IT took five months, but charity fund-raiser Andrew Rogerson, known as the “Cycling Scouser” arrived home today five months after starting a gruelling bike ride from China.
Andrew, a 29 year old auto-electrician at the Jaguar Land Rover plant in Halewood, was mobbed by hundreds of wellwishers as he arrived at the Pier Head to complete an epic journey of more than 10,000 miles.
Yet despite passing through 17 countries, including Uzbekistan, Iran, Serbia and Hungary, without incident, he was stopped on the final leg and, according to supporters, his passport cancelled as he attempted catch a ferry to Britain.
His new lean, tanned look, complete with a bushy beard, were said to be so at odds with his passport photograph that it was hard for Dutch border control officials to reconcile. He almost wasn't was allowed to travel on the Rotterdam to Hull ferry which his team say "would have been a disaster to say the least". He was allowed on the ferry home with minutes to spare, but further forays into foreign lands are off - it seems - for the moment.
“Rogo has lost so much weight on the journey he looks different, so they have cancelled his passport,” said a member of his team in Liverpool. "His ambition was to fill every page with border stamps. He only had a couple left."
Yesterday, however, Andrew was concentrating purely on the many high points of his solitary adventure that began in May at the Chery Jaguar Land Rover factory, in Shanghai.
Setting a target of 100 km a day, Andrew stopped at Xi’an to view the famous terracotta warriors, and then towards Kazakstan along the famous Silk Road - a place so remote he didn’t see another human for days.
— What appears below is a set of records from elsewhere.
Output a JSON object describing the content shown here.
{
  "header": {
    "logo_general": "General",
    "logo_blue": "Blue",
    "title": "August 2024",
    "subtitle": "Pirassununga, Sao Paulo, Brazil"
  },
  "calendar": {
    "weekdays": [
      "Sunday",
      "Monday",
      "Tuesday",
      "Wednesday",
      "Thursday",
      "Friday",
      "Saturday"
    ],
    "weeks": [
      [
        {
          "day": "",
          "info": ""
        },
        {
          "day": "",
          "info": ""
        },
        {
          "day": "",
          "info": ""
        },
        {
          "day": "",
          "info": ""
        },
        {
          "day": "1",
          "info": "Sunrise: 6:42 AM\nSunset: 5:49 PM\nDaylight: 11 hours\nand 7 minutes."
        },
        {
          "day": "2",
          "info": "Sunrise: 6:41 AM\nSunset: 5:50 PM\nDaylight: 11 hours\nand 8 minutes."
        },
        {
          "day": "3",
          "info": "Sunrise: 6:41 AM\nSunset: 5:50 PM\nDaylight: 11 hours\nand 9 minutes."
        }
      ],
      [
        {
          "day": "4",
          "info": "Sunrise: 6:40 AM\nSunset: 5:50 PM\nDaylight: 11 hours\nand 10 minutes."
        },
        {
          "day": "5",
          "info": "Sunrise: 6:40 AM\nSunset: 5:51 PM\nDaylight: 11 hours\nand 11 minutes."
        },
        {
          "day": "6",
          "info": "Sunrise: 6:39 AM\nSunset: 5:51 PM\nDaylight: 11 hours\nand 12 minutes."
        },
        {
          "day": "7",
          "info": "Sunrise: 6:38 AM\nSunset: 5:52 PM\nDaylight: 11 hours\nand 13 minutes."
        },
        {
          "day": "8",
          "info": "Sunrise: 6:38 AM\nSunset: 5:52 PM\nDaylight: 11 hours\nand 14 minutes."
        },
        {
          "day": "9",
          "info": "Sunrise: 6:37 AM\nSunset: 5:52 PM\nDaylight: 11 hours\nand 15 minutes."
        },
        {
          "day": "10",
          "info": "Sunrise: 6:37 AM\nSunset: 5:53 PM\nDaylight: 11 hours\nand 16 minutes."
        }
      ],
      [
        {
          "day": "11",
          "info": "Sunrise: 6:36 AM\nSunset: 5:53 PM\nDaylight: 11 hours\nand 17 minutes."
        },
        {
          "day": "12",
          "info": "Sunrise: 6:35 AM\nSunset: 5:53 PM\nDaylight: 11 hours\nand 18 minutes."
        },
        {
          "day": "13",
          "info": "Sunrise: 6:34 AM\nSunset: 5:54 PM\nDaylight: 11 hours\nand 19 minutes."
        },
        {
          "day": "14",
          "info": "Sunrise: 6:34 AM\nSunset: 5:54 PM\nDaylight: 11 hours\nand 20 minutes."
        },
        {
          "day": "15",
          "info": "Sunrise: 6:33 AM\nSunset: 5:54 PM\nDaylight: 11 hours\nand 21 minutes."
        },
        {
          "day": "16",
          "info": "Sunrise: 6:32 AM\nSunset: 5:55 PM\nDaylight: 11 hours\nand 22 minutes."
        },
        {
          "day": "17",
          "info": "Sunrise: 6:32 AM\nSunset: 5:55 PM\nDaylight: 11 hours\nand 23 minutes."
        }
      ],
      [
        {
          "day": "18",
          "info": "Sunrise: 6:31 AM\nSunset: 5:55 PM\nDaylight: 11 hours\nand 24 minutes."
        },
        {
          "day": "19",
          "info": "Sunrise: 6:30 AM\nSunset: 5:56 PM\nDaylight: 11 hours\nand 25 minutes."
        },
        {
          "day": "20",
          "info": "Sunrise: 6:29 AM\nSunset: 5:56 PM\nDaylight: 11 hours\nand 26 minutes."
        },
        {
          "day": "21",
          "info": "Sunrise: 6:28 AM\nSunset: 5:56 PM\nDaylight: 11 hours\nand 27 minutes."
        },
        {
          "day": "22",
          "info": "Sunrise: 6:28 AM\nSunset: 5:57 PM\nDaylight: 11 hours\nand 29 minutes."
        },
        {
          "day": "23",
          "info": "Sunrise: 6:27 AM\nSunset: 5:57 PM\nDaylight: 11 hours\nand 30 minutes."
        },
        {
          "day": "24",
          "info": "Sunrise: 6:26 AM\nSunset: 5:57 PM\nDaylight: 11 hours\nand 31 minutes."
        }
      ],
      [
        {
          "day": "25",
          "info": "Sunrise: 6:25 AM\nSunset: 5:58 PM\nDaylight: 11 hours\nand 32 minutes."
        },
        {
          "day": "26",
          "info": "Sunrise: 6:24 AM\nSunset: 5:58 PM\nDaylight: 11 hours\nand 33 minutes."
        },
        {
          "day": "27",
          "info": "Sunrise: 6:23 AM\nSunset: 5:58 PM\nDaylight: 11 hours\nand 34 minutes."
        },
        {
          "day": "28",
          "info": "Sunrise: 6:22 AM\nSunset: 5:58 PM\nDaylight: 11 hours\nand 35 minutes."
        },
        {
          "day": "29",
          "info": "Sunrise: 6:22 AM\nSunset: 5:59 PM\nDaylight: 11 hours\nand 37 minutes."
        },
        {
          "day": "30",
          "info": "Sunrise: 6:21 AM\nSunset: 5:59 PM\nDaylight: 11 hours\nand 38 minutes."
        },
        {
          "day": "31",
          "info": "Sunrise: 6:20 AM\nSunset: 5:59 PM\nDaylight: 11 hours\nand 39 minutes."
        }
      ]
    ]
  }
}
Most nights he slept in a small tent by the roadside.
He pedalled through China, Kazakhstan, Kyrgyzstan, Tajikistan, Uzbekistan, Turkmenistan, Iran, Turkey, Bulgaria, Serbia, Hungary, Austria, Czech Republic, Germany, Netherlands and the UK.
Bosses at Jaguar Land Rover agreed to give him five months leave of absence to undertake his trip to raise money for a blood cancer charity, the Anthony Nolan Trust. He set a target of raising around £3,000 but as he arrived in the shadow of Liverpool’s famous Royal Liver Building, the amount pledged had passed £17,000 and is still rising. See below for how to donate.
In his regular blogs along the journey, Rogerson admitted he was feeling fatigued as he headed towards mainland Europe, hoping his arrival in his home continent would give him an energy lift.
After crossing the finishing line, cheered and welcomed by hometown crowds, he was cycling again, this time to Goodison Park for the Merseyside derby clash. He rode onto the pitch to be greeted by fans of both teams.
His journey from China was described as “one man, his bike and a sense of humour”.
At the finishing line Rogerson said: “It has been an incredible journey, with highs and lows along the way, but today with such a fantastic welcome home I will only be thinking of the high points. People all along the route have been amazing, from China, to all of the countries I have crossed along the way.”
Later, Rogerson met up with friends in to watch the local derby football match in a Liverpool public house, enjoying a few pints of beer.
Asked about his next adventure, Andrew said: “I am already working on that and need to ask my employer if they will give me two months leave. I want to row across the Atlantic Ocean from Africa to North America.”